At the moment industrial action is taking the form of strike days and 'action short of a strike' in the form of UCU staff not taking on additional duties outside of their normal work. However, if the dispute continues later into the year, UCU may seek to put a marking and assessment boycott in place.
If this happens, we will make sure there are measures in place to make sure you can finish the year as normal. We are preparing for this at the moment by taking precautionary steps that give us a range of options if marking and assessment doesn't happen as normal. This involves something called Reserve Powers, which relates to the rules we have that allow us to award degrees and is something we are looking at now so we are prepared if needed later on.
We've put together the following FAQs on this in case you hear any discussion about it in the meantime.
The University's Reserve Powers
What the University refers to as the ‘Reserve Powers’ is in fact an expansion of single clause in one of the Ordinances - Ordinance 26 - that allows it to waive some of the usual rules about how degrees are awarded.
The Ordinances are the underlying set of rules that define the make-up of University bodies (such as Senate, Council, Academic Divisions and Boards of Examiners, etc.) and they set out how these University bodies should go about their business.
Senate is the democratically elected body that has ultimate responsibility for all decisions made about learning, teaching and the quality of the student experience at Kent. It is led by the Vice-Chancellor. The membership is drawn from senior academics from every Division and from representatives of the student body.
Boards of Examiners are the bodies in the Divisions that make decisions on final marks for modules, about which students can go on to the next stage of their course, and about what class of degree or other award students can pick up after the completion of their studies. Boards of Examiners consist of the academic staff who teach and examine on the courses in their Division. This also have at least one examiner from another university (the external examiner), whose job it is give their independent view to Kent on how well the courses in the Divisions are run and on whether students are achieving the right standards.
Ordinance 26 allows the University to continue to run assessments, arrive at degree results and award degrees to students under unusually disruptive conditions, such as a pandemic or industrial action, which might otherwise prevent this from happening. It empowers Senate to act in the best interests of students by agreeing a slightly relaxed set of rules that would work to offset the impact of the disruption suffered.
With Senate’s permission, under the Reserve Powers we devise a broad set of contingency rules that would only come into play should conditions necessitate it. To offset the impact of any disruption the relaxed rules might allow - within agreed limits - for such things as:
- Allowing final marks for modules to be agreed when elements of coursework have not been delivered or some assessment marks are missing
- Allow exams to go ahead without the external vetting of exam papers
- Allowing students to progress smoothly to the next stage or to graduate on time when some credits could not be allocated
- Allow Boards of Examiners to meet and finalise results when some examiners - including external examiners - refuse to participate.
It is important to stress that any of the above would only be used if absolutely necessary.
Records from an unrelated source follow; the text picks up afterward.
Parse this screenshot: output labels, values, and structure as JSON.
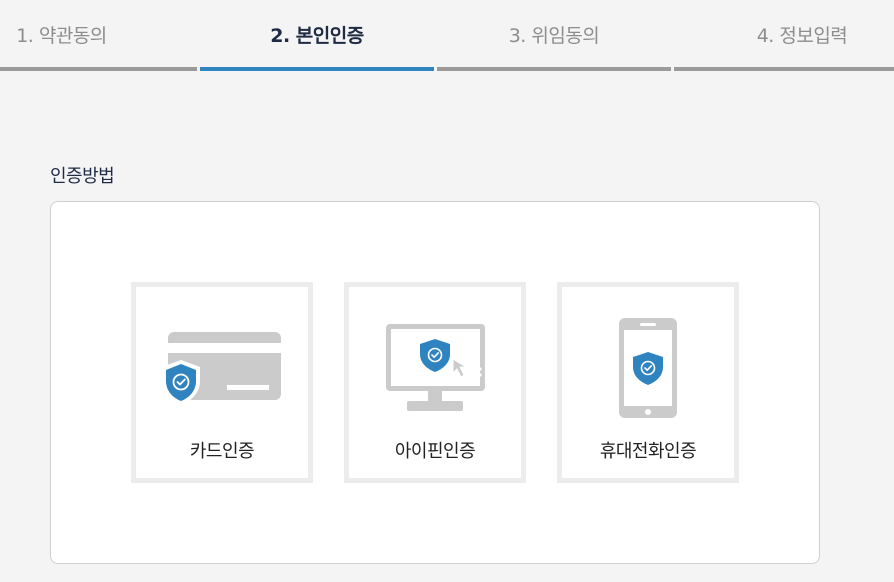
{
  "steps": [
    {
      "label": "1. 약관동의",
      "active": false
    },
    {
      "label": "2. 본인인증",
      "active": true
    },
    {
      "label": "3. 위임동의",
      "active": false
    },
    {
      "label": "4. 정보입력",
      "active": false
    }
  ],
  "section": {
    "title": "인증방법"
  },
  "options": [
    {
      "label": "카드인증",
      "icon": "card-shield-icon"
    },
    {
      "label": "아이핀인증",
      "icon": "monitor-shield-icon"
    },
    {
      "label": "휴대전화인증",
      "icon": "phone-shield-icon"
    }
  ],
  "colors": {
    "accent": "#2f84bf",
    "inactive_bar": "#9a9a9a",
    "icon_gray": "#cbcbcb",
    "shield_blue": "#2f84bf"
  }
}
Our primary focus of the is to use our normal processes wherever possible. Individual areas for mitigation are used as sparingly as possible to ensure fair outcomes for students.
No, absolutely not. Safeguards remain in place. Use of any of the relaxed rules introduced under the Reserve Powers requires the consent of the DVC Education and Student Experience to do so. This introduction of any changes to our normal processes requires that the relaxed rules cannot be applied where to do so would undermine the academic standards of the qualification awarded. The standard rules for awarding credit and degrees are merely tweaked to be more flexible. They are not abandoned.
At present, Ordinance 27 states that the University’s awards should be agreed by an external examiner. Although we do seek the waiver of this particular University rule, this again is purely a contingency request. Despite this waiver being granted on multiple occasions in recent years, the circumstances have not required it to be implemented in practice and we anticipate that this will continue to be the case.